LISTED ENTRIES>
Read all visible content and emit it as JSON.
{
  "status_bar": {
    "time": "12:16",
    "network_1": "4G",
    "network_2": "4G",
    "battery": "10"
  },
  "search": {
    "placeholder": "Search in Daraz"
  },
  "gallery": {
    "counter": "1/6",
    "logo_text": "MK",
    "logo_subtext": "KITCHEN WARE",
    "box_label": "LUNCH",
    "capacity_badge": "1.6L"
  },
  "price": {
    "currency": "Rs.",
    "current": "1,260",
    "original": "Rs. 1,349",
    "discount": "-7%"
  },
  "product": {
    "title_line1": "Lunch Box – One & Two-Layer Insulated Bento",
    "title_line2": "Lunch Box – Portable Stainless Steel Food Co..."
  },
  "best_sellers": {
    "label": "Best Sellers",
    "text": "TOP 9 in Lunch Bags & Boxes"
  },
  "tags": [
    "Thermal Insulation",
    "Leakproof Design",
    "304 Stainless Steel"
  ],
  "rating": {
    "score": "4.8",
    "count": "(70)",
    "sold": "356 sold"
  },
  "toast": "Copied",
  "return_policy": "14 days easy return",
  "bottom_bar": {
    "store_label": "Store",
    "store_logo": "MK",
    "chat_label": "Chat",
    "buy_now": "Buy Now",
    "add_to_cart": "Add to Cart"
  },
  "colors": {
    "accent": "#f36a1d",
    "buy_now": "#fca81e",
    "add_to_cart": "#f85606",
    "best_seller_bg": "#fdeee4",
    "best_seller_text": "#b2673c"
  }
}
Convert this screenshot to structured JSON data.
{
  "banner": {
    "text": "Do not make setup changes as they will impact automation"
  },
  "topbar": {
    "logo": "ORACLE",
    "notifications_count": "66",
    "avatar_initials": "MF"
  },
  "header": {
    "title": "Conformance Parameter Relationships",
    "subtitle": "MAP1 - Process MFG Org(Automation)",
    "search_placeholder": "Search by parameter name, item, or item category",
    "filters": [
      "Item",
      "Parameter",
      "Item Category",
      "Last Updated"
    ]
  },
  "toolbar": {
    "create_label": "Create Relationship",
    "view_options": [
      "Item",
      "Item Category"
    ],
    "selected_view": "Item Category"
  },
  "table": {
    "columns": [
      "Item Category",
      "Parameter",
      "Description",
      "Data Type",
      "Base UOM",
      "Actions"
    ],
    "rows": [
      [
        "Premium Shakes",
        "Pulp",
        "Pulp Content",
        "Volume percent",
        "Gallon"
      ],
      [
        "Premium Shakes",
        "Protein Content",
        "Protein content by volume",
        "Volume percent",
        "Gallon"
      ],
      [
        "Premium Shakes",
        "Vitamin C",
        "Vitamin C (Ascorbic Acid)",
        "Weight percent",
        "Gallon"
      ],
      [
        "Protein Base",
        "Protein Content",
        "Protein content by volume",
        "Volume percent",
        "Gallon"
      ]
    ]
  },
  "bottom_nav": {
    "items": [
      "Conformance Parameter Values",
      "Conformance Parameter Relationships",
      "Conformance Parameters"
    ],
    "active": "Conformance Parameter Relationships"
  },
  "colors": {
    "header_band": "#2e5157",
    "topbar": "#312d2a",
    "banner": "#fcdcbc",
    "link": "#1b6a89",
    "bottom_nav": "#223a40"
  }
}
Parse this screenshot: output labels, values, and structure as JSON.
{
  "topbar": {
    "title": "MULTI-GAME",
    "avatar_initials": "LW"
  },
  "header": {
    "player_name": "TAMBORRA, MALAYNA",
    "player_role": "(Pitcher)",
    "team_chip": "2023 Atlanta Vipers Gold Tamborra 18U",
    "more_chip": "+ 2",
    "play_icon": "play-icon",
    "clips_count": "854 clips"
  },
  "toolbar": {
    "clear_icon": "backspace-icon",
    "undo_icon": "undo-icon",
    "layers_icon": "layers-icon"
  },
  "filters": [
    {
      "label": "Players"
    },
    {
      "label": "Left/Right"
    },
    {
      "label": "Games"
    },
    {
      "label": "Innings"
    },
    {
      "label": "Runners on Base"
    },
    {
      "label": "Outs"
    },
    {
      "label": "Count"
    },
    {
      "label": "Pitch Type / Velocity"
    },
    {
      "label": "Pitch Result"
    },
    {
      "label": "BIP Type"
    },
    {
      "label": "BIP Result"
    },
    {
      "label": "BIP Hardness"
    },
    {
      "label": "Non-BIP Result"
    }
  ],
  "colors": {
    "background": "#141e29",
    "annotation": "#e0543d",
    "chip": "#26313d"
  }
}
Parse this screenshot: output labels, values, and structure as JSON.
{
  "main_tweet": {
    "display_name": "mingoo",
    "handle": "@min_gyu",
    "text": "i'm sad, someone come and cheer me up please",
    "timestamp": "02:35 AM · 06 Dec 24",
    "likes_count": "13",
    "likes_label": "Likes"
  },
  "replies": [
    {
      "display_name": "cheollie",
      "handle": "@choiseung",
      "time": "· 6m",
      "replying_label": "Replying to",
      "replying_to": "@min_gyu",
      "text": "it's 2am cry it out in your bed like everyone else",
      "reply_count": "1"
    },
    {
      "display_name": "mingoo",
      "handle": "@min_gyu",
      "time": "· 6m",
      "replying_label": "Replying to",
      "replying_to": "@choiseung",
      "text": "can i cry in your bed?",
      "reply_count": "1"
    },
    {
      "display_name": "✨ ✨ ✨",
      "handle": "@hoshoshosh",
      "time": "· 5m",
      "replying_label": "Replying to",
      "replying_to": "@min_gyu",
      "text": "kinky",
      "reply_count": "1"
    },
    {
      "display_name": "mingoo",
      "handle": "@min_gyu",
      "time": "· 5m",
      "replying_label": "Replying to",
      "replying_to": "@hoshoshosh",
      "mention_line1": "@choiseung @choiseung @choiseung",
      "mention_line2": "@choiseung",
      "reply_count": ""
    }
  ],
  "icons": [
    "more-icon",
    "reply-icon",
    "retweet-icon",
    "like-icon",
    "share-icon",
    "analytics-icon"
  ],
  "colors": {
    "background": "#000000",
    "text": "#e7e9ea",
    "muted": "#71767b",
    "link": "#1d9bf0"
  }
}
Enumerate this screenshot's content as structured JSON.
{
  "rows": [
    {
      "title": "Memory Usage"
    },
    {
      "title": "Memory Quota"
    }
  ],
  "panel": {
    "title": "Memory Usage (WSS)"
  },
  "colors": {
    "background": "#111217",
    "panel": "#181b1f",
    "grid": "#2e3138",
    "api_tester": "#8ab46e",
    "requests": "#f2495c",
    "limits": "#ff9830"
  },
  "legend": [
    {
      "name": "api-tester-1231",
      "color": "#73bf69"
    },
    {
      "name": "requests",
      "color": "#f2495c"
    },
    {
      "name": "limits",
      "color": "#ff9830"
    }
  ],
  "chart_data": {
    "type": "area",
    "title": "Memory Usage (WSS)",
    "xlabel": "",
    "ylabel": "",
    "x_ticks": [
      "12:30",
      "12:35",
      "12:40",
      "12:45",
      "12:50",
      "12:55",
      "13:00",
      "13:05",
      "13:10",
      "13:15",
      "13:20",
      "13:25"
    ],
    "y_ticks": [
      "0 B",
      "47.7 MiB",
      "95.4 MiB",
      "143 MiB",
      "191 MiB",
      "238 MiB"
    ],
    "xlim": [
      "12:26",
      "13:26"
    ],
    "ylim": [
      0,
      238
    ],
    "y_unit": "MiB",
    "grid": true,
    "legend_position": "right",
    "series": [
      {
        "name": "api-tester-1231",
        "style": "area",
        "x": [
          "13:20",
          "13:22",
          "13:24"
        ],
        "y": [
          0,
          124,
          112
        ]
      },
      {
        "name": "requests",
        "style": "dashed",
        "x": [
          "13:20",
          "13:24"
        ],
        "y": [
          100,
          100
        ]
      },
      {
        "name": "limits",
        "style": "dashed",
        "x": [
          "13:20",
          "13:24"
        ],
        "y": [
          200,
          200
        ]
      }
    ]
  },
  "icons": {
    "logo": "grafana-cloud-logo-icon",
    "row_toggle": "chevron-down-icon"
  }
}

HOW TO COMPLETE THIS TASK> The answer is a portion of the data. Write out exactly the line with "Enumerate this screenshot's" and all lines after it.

TASK RESPONSE>
Enumerate this screenshot's content as structured JSON.
{
  "rows": [
    {
      "title": "Memory Usage"
    },
    {
      "title": "Memory Quota"
    }
  ],
  "panel": {
    "title": "Memory Usage (WSS)"
  },
  "colors": {
    "background": "#111217",
    "panel": "#181b1f",
    "grid": "#2e3138",
    "api_tester": "#8ab46e",
    "requests": "#f2495c",
    "limits": "#ff9830"
  },
  "legend": [
    {
      "name": "api-tester-1231",
      "color": "#73bf69"
    },
    {
      "name": "requests",
      "color": "#f2495c"
    },
    {
      "name": "limits",
      "color": "#ff9830"
    }
  ],
  "chart_data": {
    "type": "area",
    "title": "Memory Usage (WSS)",
    "xlabel": "",
    "ylabel": "",
    "x_ticks": [
      "12:30",
      "12:35",
      "12:40",
      "12:45",
      "12:50",
      "12:55",
      "13:00",
      "13:05",
      "13:10",
      "13:15",
      "13:20",
      "13:25"
    ],
    "y_ticks": [
      "0 B",
      "47.7 MiB",
      "95.4 MiB",
      "143 MiB",
      "191 MiB",
      "238 MiB"
    ],
    "xlim": [
      "12:26",
      "13:26"
    ],
    "ylim": [
      0,
      238
    ],
    "y_unit": "MiB",
    "grid": true,
    "legend_position": "right",
    "series": [
      {
        "name": "api-tester-1231",
        "style": "area",
        "x": [
          "13:20",
          "13:22",
          "13:24"
        ],
        "y": [
          0,
          124,
          112
        ]
      },
      {
        "name": "requests",
        "style": "dashed",
        "x": [
          "13:20",
          "13:24"
        ],
        "y": [
          100,
          100
        ]
      },
      {
        "name": "limits",
        "style": "dashed",
        "x": [
          "13:20",
          "13:24"
        ],
        "y": [
          200,
          200
        ]
      }
    ]
  },
  "icons": {
    "logo": "grafana-cloud-logo-icon",
    "row_toggle": "chevron-down-icon"
  }
}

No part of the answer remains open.